Brian, you bring up a thing about these ACG stories: the happy endings, despite all the reasons for them not to be happy. I am used to ACG endings where everyone just goes out smiling, even though they have just encountered the event of a lifetime: seeing a ghost, cremating a ghost, and a death in the family. After all that you'd think they'd need a Valium or Xanax or something.

It is what made the downbeat ending of my recently posted "Tiny Space Girl" story so unusual to me.

Pappy said...

Daniel, good point about the logic of the supernatural. The best thing about any ghost story for me is the mystery. I don't really want to know why the ghost is coming back to haunt the hero and heroine. I just want spooky thrills. So by concocting such outrageous knowledge on the part of the characters it removes any suspense; after all, if Fred knows the secret he should be able to fight it, and he does. Ho hum.

Pappy said...

Ryan, I don't know whether Hughes wrote it or not. I suspect Hughes may have come up with titles or something before having someone write a story. "Ah! 'The Buried Brain'! Write me a story with that title."

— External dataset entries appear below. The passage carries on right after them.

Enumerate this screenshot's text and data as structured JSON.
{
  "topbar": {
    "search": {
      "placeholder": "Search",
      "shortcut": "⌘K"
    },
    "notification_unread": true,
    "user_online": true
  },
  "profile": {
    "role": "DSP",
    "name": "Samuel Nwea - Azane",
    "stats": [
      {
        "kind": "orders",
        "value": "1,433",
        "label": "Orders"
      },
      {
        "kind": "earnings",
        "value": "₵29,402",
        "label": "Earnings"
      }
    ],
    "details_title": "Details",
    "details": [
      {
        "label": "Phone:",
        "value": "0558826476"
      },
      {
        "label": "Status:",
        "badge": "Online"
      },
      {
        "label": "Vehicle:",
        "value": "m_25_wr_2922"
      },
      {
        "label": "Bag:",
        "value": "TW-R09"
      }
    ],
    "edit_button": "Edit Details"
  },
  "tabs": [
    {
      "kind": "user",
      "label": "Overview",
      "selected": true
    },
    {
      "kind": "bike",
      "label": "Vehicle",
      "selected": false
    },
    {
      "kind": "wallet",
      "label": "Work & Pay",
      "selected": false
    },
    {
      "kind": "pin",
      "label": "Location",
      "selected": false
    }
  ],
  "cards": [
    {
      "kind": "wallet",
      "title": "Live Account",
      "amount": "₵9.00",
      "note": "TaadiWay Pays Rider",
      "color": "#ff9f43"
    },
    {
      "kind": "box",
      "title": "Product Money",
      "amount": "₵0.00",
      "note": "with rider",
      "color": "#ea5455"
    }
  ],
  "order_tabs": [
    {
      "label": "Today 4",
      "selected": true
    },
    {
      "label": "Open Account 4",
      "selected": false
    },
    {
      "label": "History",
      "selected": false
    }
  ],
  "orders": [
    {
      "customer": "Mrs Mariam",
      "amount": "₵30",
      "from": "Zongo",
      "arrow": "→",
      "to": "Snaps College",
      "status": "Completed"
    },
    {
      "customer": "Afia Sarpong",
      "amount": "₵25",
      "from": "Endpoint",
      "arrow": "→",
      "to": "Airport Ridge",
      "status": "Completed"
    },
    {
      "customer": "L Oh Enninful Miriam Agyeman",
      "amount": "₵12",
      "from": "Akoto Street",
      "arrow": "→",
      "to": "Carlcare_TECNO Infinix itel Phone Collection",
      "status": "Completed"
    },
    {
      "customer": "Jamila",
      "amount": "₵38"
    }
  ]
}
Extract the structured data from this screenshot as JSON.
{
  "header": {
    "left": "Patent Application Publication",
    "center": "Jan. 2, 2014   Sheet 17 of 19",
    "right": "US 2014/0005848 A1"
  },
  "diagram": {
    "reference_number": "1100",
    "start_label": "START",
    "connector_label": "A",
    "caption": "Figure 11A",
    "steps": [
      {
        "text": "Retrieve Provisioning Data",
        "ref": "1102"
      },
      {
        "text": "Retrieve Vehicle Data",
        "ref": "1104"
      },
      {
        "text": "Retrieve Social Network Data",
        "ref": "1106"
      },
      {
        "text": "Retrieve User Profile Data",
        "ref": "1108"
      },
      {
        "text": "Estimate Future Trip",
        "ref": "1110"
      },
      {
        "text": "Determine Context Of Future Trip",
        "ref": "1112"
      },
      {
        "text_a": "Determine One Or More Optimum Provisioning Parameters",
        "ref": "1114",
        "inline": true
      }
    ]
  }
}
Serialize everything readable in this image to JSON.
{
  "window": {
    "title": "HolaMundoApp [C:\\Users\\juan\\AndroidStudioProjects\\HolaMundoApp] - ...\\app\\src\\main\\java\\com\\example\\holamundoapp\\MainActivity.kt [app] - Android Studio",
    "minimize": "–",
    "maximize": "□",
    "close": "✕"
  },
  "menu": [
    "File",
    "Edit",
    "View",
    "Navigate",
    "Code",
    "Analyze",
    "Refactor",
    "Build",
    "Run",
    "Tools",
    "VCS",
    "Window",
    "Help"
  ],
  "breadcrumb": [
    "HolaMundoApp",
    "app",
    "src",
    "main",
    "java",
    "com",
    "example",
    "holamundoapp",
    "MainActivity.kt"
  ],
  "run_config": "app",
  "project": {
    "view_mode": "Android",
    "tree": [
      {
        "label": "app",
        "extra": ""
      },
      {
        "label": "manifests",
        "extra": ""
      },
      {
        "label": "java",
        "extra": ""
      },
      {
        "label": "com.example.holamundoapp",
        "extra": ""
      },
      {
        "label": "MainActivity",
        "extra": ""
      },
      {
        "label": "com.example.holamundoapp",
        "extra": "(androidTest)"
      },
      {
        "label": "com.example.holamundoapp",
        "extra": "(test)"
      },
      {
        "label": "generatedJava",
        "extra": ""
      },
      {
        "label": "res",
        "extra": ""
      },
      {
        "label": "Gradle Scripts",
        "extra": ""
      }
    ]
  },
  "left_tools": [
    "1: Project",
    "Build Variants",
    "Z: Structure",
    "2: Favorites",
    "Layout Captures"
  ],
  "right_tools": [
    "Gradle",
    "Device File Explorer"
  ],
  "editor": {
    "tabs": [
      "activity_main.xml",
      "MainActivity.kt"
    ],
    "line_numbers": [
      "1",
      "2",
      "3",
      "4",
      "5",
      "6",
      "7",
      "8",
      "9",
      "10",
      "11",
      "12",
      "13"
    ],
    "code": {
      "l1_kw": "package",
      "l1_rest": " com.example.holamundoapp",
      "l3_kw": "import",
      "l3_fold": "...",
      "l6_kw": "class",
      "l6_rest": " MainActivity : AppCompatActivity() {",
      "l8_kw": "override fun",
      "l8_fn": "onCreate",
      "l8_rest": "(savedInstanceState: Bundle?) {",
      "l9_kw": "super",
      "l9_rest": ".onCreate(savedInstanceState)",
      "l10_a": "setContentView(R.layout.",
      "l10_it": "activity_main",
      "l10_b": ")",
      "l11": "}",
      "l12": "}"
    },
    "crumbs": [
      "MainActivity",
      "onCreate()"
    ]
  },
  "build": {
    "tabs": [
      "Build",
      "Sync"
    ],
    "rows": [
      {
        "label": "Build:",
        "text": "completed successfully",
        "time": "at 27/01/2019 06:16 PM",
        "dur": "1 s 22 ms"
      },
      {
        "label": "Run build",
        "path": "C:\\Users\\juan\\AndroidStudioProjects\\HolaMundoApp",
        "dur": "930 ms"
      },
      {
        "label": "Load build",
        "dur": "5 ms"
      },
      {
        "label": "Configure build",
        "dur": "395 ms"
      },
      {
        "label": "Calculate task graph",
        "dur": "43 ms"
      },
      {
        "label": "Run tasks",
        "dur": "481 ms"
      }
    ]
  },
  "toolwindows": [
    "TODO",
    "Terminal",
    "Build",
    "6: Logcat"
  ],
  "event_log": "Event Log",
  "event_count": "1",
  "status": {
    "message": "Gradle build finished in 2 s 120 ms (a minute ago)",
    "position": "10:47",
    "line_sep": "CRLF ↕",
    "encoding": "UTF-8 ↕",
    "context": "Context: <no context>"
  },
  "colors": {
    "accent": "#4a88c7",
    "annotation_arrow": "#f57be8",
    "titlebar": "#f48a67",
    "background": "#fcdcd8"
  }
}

My reasoning comes from the biography of Patricia Highsmith, The Talented Miss Highsmith. Highsmith, who went on to write classics like Strangers On a Train and The Talented Mr. Ripley, worked for Hughes in the forties, writing comic book scripts. The author of the bio says that Hughes would say, "Pat, I need a story with the Black Terror and a tank." I don't think he cared about the story or plot as such, as long as it was the requisite number of pages and had some elements that pulled it together. That is also the way many of the stories in the later "supernaturals" strike me.